As teachers and art lovers filed in, Bryan Granger, the Halsey director of Exhibitions and Public Programs, welcomed us to the first Halsey Talk of the year. Halsey Talks are artistic discussions designed to involve the audience and are not, in his words, “just speeches by an expert.”
The topic of Tuesday’s talk was Street Art, influenced in part by the current Halsey exhibition.
Street art, at first glance, is the varied artistic expressions we see outside walls of buildings or structures. But the nature of street art goes much deeper.
To begin and uncover its controversial nature, Granger discussed street art’s history, from the Lascaux cave paintings to the Mexican Muralist Movement to the Kilroy World War 2 etchings to the modern graffiti arising out of the 60s and 70s New York City.
But what does this tell us about what street art actually is?
The night’s discussion was centered around finding a concrete definition of street art from philosopher Nicholas Riggle’s assertion that all street art must be “illegal, anonymous, highly creative, attractive, risky, use the street as an artistic resource and would lose meaning in different locations”. Is all that really necessary for true street art?
For art to be street art, must it be illegal? Audience members discussed how sometimes the street is the only venue for artists, especially from America’s more marginalized groups. Also, many become “disappointed” when they discover a piece of street art was commissioned, as now it seems more like an ad. Yet does this mean that it’s no longer street art?

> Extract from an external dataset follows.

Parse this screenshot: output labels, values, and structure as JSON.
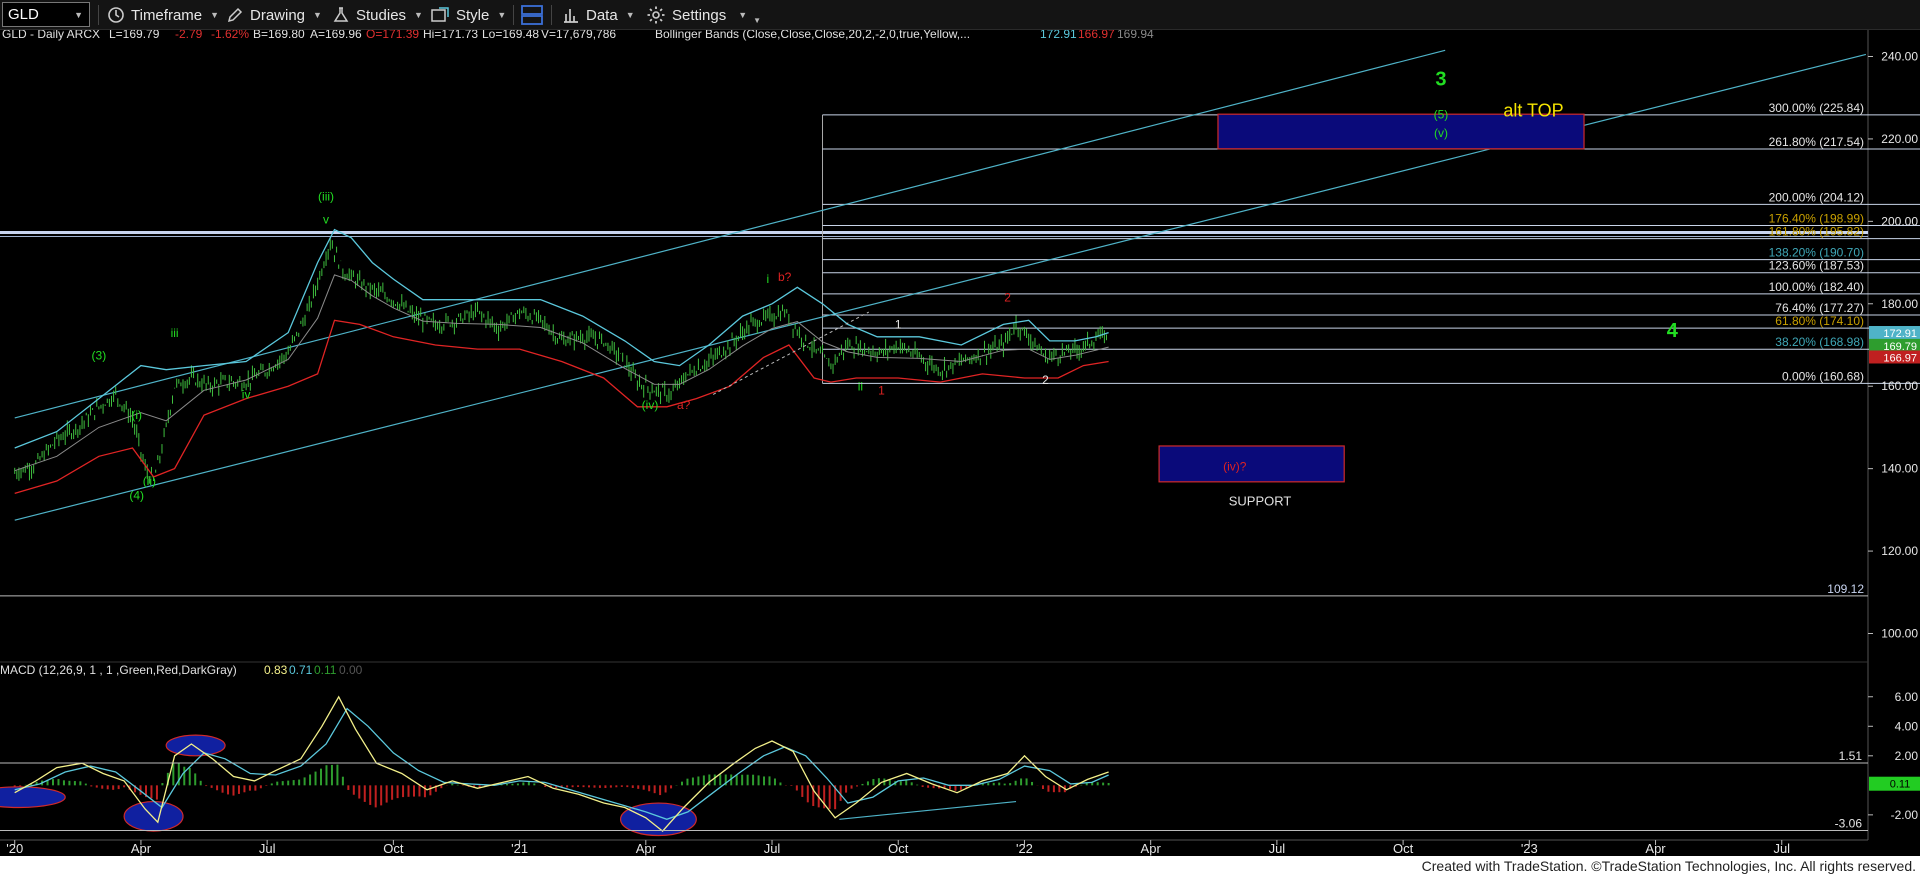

For it to be street art, must it be anonymous? The jury is still out on that one, as famous street artists such as Banksy and Shepard Fairey (who you can see here in Charleston!), are having their work ruined by enthusiastic fans (people started chipping away stone from a Banksy piece in NYC and selling the rocks on Ebay) and other artists are shunned to the point that their art must be in obscurity. Ultimately, the anonymity of street art (or lack thereof) changes the viewer’s perception. Think about walking through a museum, where there’s an artist and explanation for each piece, versus walking the streets and coming across a large, colorful mural with nothing attached.
For it to classify as street art, must it always be on the street? The answer from this crowd was an overwhelming “yes!” We agreed that an inherent element of street art is its location outside traditional museums or galleries. Of course there are varied forms, as one audience member recounted her experience with an NYC street artist who expressed his creativity by throwing glitter on dog poop.
While debates followed over the validity of street art or the right of corporations to use it, everything came down to the same question.
Who owns street art?
The audience came up with one answer: It is not the artist, the owner of the building, zoner, landscaper or government official. Street art belongs to the public. It is the public’s to own and the public’s to view. As one audience member eloquently pointed out, defining who owns the art will define how artists can and cannot express themselves, and that would, “add parameters around art.” What kind of authentic expression is that?
“So,” Granger concluded, “do we all feel like experts on street art now?”